Aim of the task → Look for the string "your" in the data below, and copy each line that holds it.

Extracted records

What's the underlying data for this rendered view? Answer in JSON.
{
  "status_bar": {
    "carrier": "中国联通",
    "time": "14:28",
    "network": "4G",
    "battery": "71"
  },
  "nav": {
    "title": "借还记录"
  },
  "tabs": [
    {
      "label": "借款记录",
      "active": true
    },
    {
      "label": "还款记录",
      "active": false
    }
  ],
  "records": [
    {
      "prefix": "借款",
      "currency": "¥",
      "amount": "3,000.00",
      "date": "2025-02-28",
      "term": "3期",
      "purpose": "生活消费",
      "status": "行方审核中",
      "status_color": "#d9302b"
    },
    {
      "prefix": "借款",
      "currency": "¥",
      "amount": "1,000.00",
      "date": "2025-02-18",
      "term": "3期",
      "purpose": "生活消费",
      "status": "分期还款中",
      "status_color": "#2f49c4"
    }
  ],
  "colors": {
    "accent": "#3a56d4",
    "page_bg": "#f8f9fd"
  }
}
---
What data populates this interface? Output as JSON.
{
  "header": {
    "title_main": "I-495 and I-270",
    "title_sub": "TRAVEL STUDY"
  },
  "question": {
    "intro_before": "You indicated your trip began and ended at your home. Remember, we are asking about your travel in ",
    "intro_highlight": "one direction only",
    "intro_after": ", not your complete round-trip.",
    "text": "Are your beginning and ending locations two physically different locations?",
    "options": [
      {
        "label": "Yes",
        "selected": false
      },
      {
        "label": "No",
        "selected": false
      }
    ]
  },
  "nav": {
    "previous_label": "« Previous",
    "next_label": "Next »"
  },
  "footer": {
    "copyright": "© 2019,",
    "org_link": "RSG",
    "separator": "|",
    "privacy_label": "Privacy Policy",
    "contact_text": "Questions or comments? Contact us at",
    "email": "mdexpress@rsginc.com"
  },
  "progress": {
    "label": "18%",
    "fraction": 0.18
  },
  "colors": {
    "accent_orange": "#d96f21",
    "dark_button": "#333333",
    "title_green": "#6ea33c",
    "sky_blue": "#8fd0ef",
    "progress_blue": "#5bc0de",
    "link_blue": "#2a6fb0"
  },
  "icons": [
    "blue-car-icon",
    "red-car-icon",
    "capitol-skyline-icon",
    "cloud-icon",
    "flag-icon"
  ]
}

Task solution →
    "intro_before": "You indicated your trip began and ended at your home. Remember, we are asking about your travel in ",
    "intro_after": ", not your complete round-trip.",
    "text": "Are your beginning and ending locations two physically different locations?",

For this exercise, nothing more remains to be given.